What do all the millions of newbies, just beginning to venture into
cyberspace, need to understand, as they begin their initiation, about the
ways their minds, relationships, lives might change? Any internal maps or
rules of the road that you would derive from the conclusions in your book?
A first thing that occurs to me as I respond to these questions via email
is how answering them demands a blurring of genres . . .
hlr wants an "interview" . . . and we are to do it on the net,
conversationally. Yet I, in the moment of first response, am faced with
the demand to sit down and compose, to write, an essay, as it were.
Culturally, linguistically, interview means the seeing between us, the
mutual perception. It is tied to the dynamics of a physical conversation,
where the moment of simultaneous viewing is the moment of speech and
exchange of speech. Here, that simultanaeity is absent, yet hlr is right
that there is more of a sense of interview than if he had "snail-mailed" me
some questions and I had written my responses in the expectation of placing
them in the post.
The possibility of hlr answering me within moments of receiving my words is
present in the production of my words . . . in this sense, he is within my
view, even as I write alone.
And I, who have put off this moment, until I had "time" . . . as though I
was going to sit down to write a paper, discover, as I have discovered
before, but keep forgetting, that writing produced for email is writing
close to the ease of speech.

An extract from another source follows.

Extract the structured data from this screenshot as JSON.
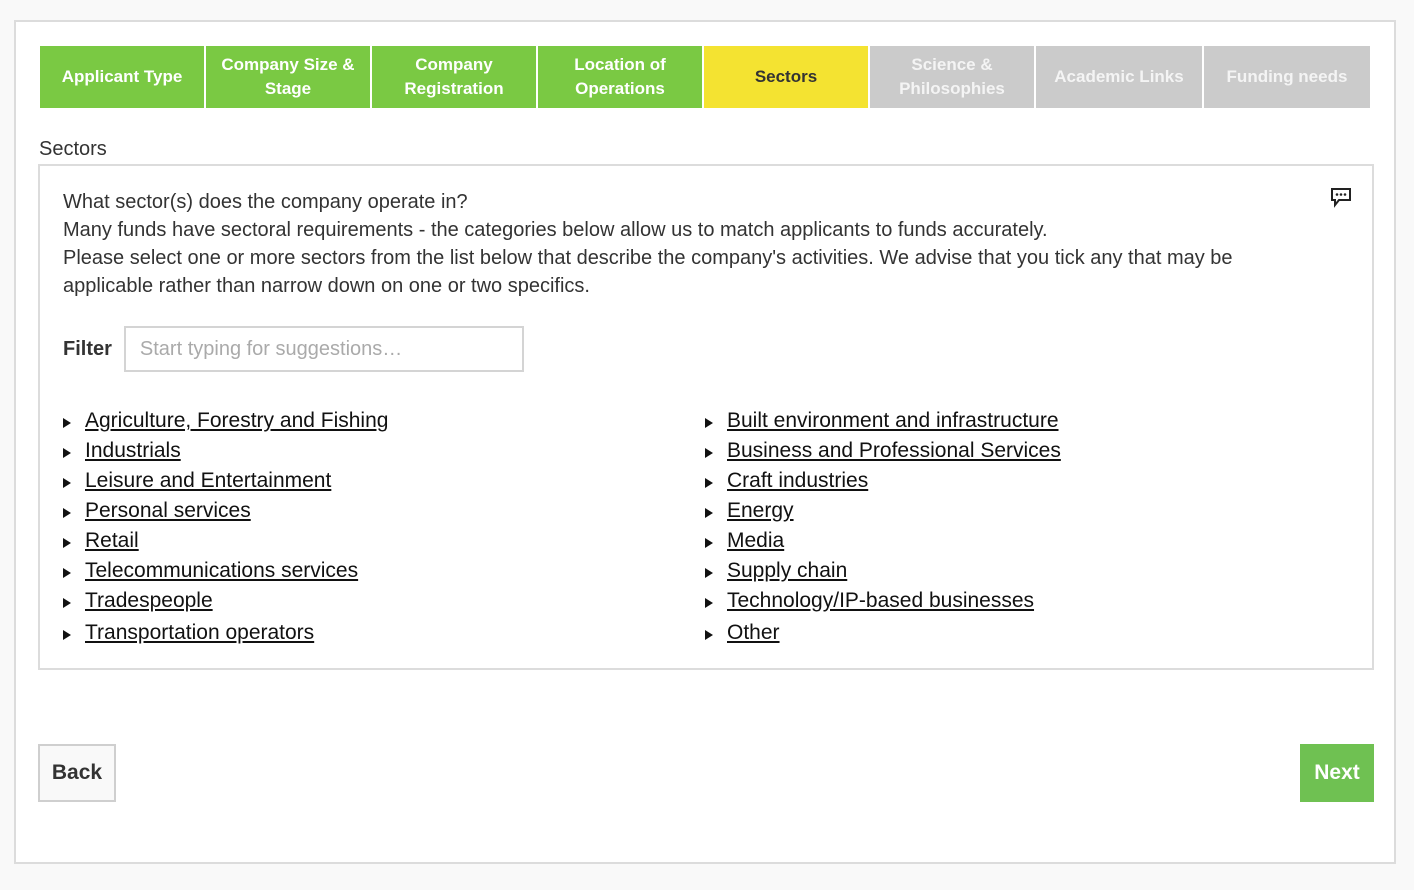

It seems a hybrid . . . what I produce "looks
like" the words for a written text, yet it somehow lacks the commitment of
composed text. It has a tentative, experimental quality, like speech in
interaction with another. It feels liberating.
So, a first answer to the question of what the "newbies" will need to
understand is that they are going to be discover a new kind of
conversation, one that opens out to a new kind of relationship with their
interlocuteurs. They are not simply going to be developing new "penpals."
We have grown accustomed to thinking of our minds in unitary images. Even
those psychodynamic theories that stress that within us there are
unconscious as well as conscious aspects, have tended to develop ways of
describing the final, functioning "self" in which it acts "as if" it were
I believe that the experience of cyberspace, the experience of playing
selves in various cyber-contexts, perhaps even at the same time, on
multiple windows, is a concretization of another way of thinking about the
self, not as unitary but as multiple. In this view, we move among various
self states, various aspects of self. Our sense of one self is a kind of
illusion . . . one that we are able to sustain because we have learned to
move fluidly among the self states. What good parenting provides is a
relational field in which we become increasingly expert at transitions
between self states. Psychological health is not tantamount to achieving a
state of oneness, but the ability to make transitions among the many and to
reflect on our-selves by standing in a space between states. Life on the
screen provides a new context for this psychological practice. One has a
new context for negotiatiating the transitions. One has a new space to
stand on for commenting on the complexities and contradictions among the
selves. So, experiences in cyberspace encourage us to discover and find a
new way to talk about the self as multiple and about psychological health
not in terms of constructing a one but of negotiatiating a many.
In the conclusions to my book I talk about the sense many people have that
we are at the end of the Freudian century . . . that we no longer have need
of the materials for self-interrogation that the psychoanalyic enterprise
represented. They are accused of being clumsy, unscientific, imprecise,
outdated. I present the opposite view, that we have more need than ever
for disciplines of self-reflection, and the Freudian disciplines among
them. We need to develop the spaces from which we can reflect on our
multiple selves -- in the work of such contemporary analysts as Philip
Bromberg, one sees the retheorization of psychoanalysis as providing this
sort of platform. The internal maps for the new psychologies of life in
cyberspace will be maps that allow us to better reflect on ourselves. I
believe that against all odds and against most current expectations, we are
going to see a rebirth of psychoanalytic thinking. It will seem newly
relevant, responsive to a desire for self-reflection that will seem
increasingly urgent. Life in cyberspace makes it seem increasingly urgent
to reflect upon oneselves.